You know, in the summers I could still play cricket. In the monsoon season, it was all relative. Rains, heavy rains, continuous rains, were the norm in Dehradun and I probably lost a lot more cricketing hours to rain that I did to the summer sun. But I still loved rains, and love them to death even today.
I would sit in the verandah of the house, with a bag of chips in one hand, and a story book in the other. With the wind blowing, and the heavy rain falling all around me (not on me though) I would proceed to read the book all the while munching on that bag of chips. There never was a better way to read a book. There never was a better season to eat “Aloo Pakoras” or “Pataurs”. Sometimes it would rain continuously for a week, and there would be nothing to do. But it never occurred to me that this was a week of holidays wasted. It was raining, the temperatures were down, there were books to read and chips/pakoras/pataurs to eat and it used to be enough. And if the books were finished, which they invariably were, there was always Dangerous Dave and Prince of Persia (which was way more fun in 2D). There was also DOOM (iddqd anyone?). I still don’t know of anyone who finished that game without cheat codes.
Though the best part about the rains arrived when the summer vacations got over. The rains were always heavy on the first day of the school after the summer break. Me, with my big yellow duck shaped umbrella, would go to the bus stop.
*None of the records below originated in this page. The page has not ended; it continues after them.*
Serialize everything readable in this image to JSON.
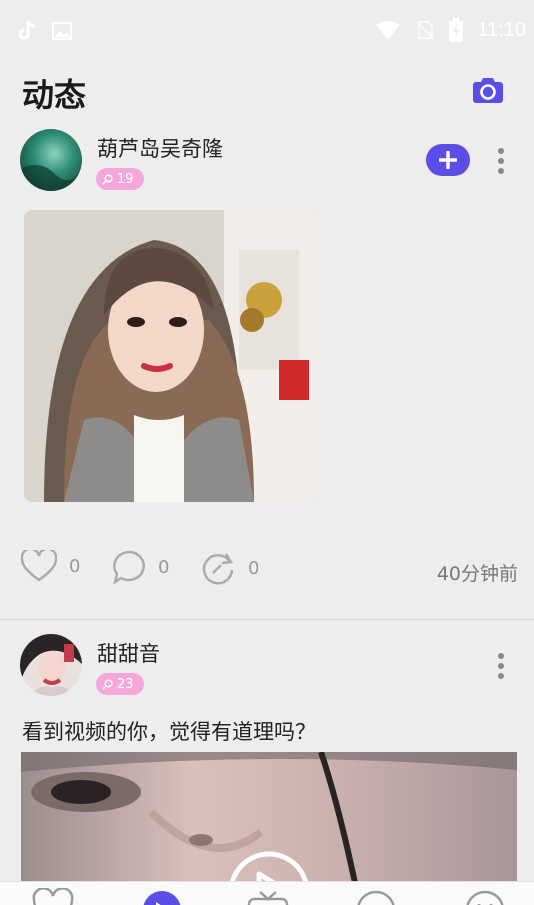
{
  "status_bar": {
    "time": "11:10",
    "left_icons": [
      "tiktok-icon",
      "image-icon"
    ],
    "right_icons": [
      "wifi-icon",
      "no-sim-icon",
      "battery-charging-icon"
    ]
  },
  "header": {
    "title": "动态",
    "camera_icon": "camera-icon"
  },
  "posts": [
    {
      "username": "葫芦岛吴奇隆",
      "badge_value": "19",
      "actions": {
        "likes": "0",
        "comments": "0",
        "shares": "0"
      },
      "time_ago": "40分钟前"
    },
    {
      "username": "甜甜音",
      "badge_value": "23",
      "text": "看到视频的你，觉得有道理吗？"
    }
  ],
  "tab_bar": {
    "icons": [
      "heart-tab-icon",
      "dynamic-tab-icon",
      "tv-tab-icon",
      "message-tab-icon",
      "profile-tab-icon"
    ]
  },
  "colors": {
    "accent": "#5b4de8",
    "badge": "#f5a7dc",
    "background": "#ededed"
  }
}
There used to be a lot of kids there, IIP had a lot of school going kids in my days. All with multi-coloured umbrellas. And each one had the same thought – rain more, rain harder. You know why? Because we all wanted a holiday for “rainy day”. Not in many places outside lawyers for workers Dehradun do I think this concept exists. School getting cancelled because it is raining too heavily. And we would get to know it when we were already at the school. Not everyone had a telephone connection back then, so it would have been difficult for the school to inform us. And how jolly was the bus ride back home. The whole EC road would be flooded because of the overflowing sewer (they have since covered it), our shoes, socks and uniforms would be soaked through – but it felt so good to celebrate that unexpected holiday.
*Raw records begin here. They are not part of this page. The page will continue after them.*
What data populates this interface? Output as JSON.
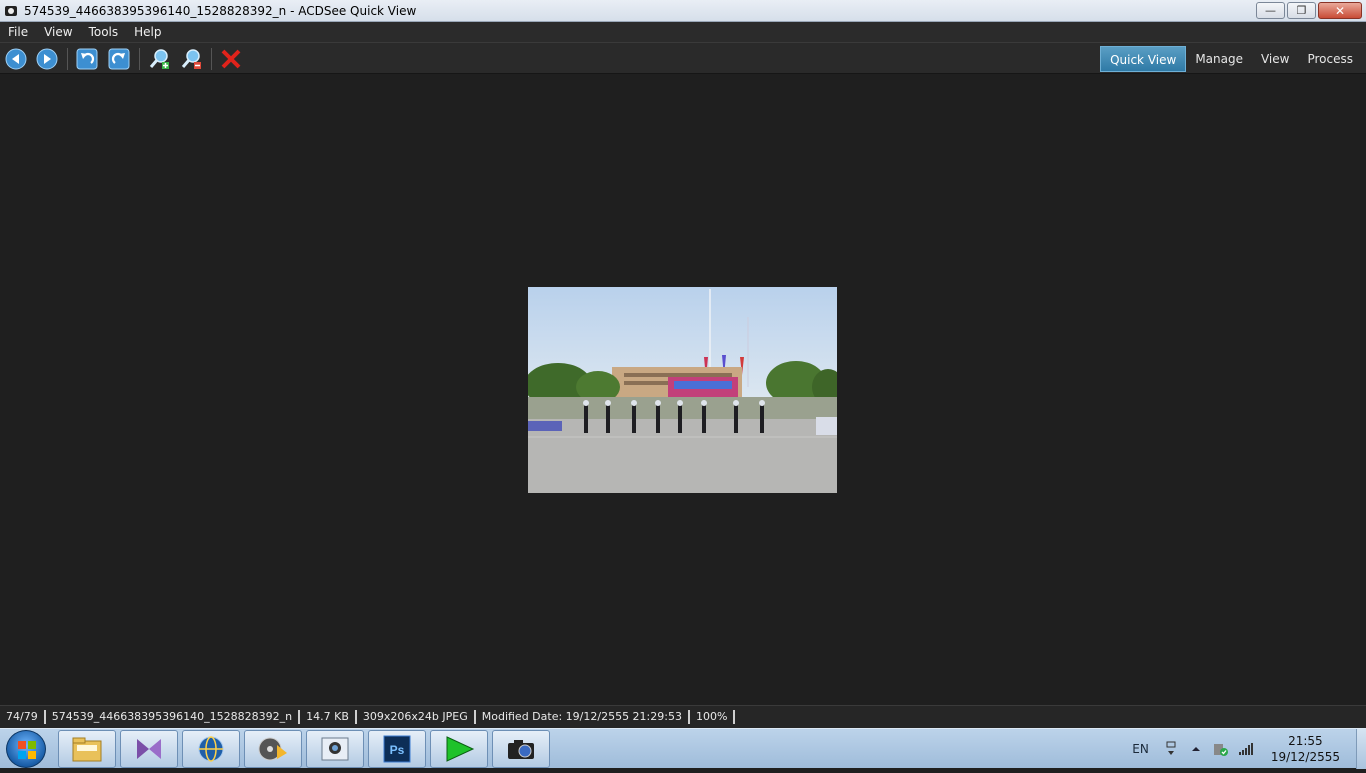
{
  "window": {
    "title": "574539_446638395396140_1528828392_n - ACDSee Quick View",
    "minimize": "—",
    "maximize": "❐",
    "close": "✕"
  },
  "menu": {
    "items": [
      "File",
      "View",
      "Tools",
      "Help"
    ]
  },
  "toolbar": {
    "icons": [
      "previous-icon",
      "next-icon",
      "rotate-left-icon",
      "rotate-right-icon",
      "zoom-in-icon",
      "zoom-out-icon",
      "delete-icon"
    ],
    "modes": [
      "Quick View",
      "Manage",
      "View",
      "Process"
    ],
    "active_mode": "Quick View",
    "accent": "#3a86b3"
  },
  "statusbar": {
    "position": "74/79",
    "filename": "574539_446638395396140_1528828392_n",
    "filesize": "14.7 KB",
    "dimensions": "309x206x24b JPEG",
    "modified": "Modified Date: 19/12/2555 21:29:53",
    "zoom": "100%"
  },
  "taskbar": {
    "apps": [
      "file-explorer-icon",
      "visual-studio-icon",
      "browser-globe-icon",
      "media-player-icon",
      "photo-viewer-icon",
      "photoshop-icon",
      "play-arrow-icon",
      "camera-icon"
    ],
    "photoshop_label": "Ps",
    "language": "EN",
    "time": "21:55",
    "date": "19/12/2555"
  }
}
The monsoon season was also not supposed to a good time to eat street food. However, it was always difficult to keep me away from “Dulara’s” Chowmein, and after some cajoling and tantrum-throwing I usually got my way.
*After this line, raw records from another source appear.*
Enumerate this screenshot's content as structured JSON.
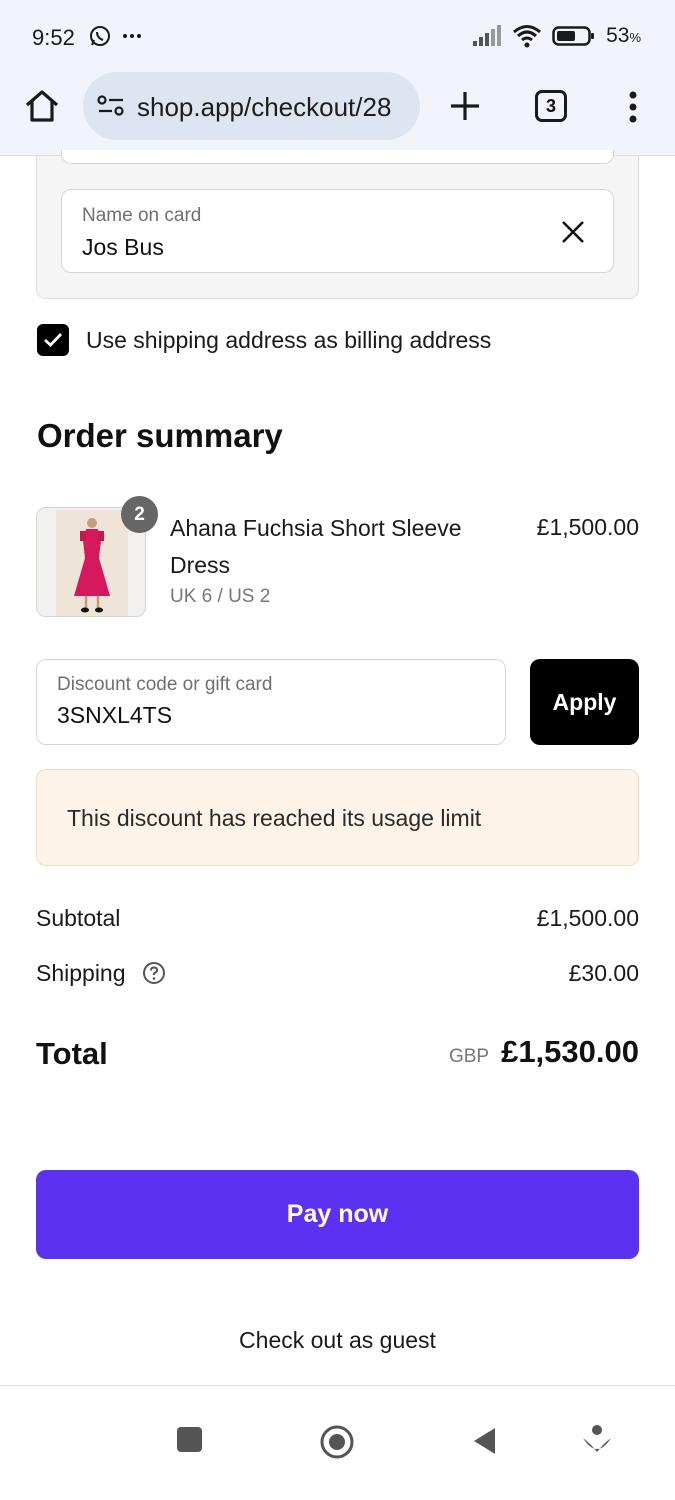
{
  "status_bar": {
    "time": "9:52",
    "battery_percent": "53",
    "battery_unit": "%",
    "icons": [
      "whatsapp-icon",
      "more-dots-icon",
      "signal-icon",
      "wifi-icon",
      "battery-icon"
    ]
  },
  "browser": {
    "url": "shop.app/checkout/28",
    "tab_count": "3",
    "icons": [
      "home-icon",
      "site-settings-icon",
      "new-tab-plus-icon",
      "tabs-counter",
      "overflow-menu-icon"
    ]
  },
  "payment": {
    "name_on_card_label": "Name on card",
    "name_on_card_value": "Jos Bus",
    "billing_checkbox_label": "Use shipping address as billing address",
    "billing_checked": true
  },
  "order_summary": {
    "title": "Order summary",
    "item": {
      "quantity": "2",
      "name": "Ahana Fuchsia Short Sleeve Dress",
      "variant": "UK 6 / US 2",
      "price": "£1,500.00"
    },
    "discount": {
      "label": "Discount code or gift card",
      "value": "3SNXL4TS",
      "apply_label": "Apply",
      "error": "This discount has reached its usage limit"
    },
    "subtotal_label": "Subtotal",
    "subtotal_value": "£1,500.00",
    "shipping_label": "Shipping",
    "shipping_value": "£30.00",
    "total_label": "Total",
    "total_currency": "GBP",
    "total_value": "£1,530.00"
  },
  "actions": {
    "pay_label": "Pay now",
    "guest_label": "Check out as guest"
  },
  "colors": {
    "pay_button": "#5b31f2",
    "alert_bg": "#fdf3e8",
    "browser_bar": "#f1f4fa"
  },
  "nav_bar": {
    "icons": [
      "recents-square-icon",
      "home-circle-icon",
      "back-triangle-icon",
      "assistant-icon"
    ]
  }
}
Now, studying in Europe, I miss those rains. I miss the flooding of the EC road, I miss the Rispana bursting to its seams with muddy rain water. I miss riding on a scooter in this rain and getting wet, I miss eating “Bhutta” when it is drizzling. I miss the sound – the sound of thunder, the sound of the rain drops pattering on the roof and the streets. And I miss the chaos, the pure chaos that rains seemed to cause, how they would throw a spanner in everyone’s work and how everyone still loved them.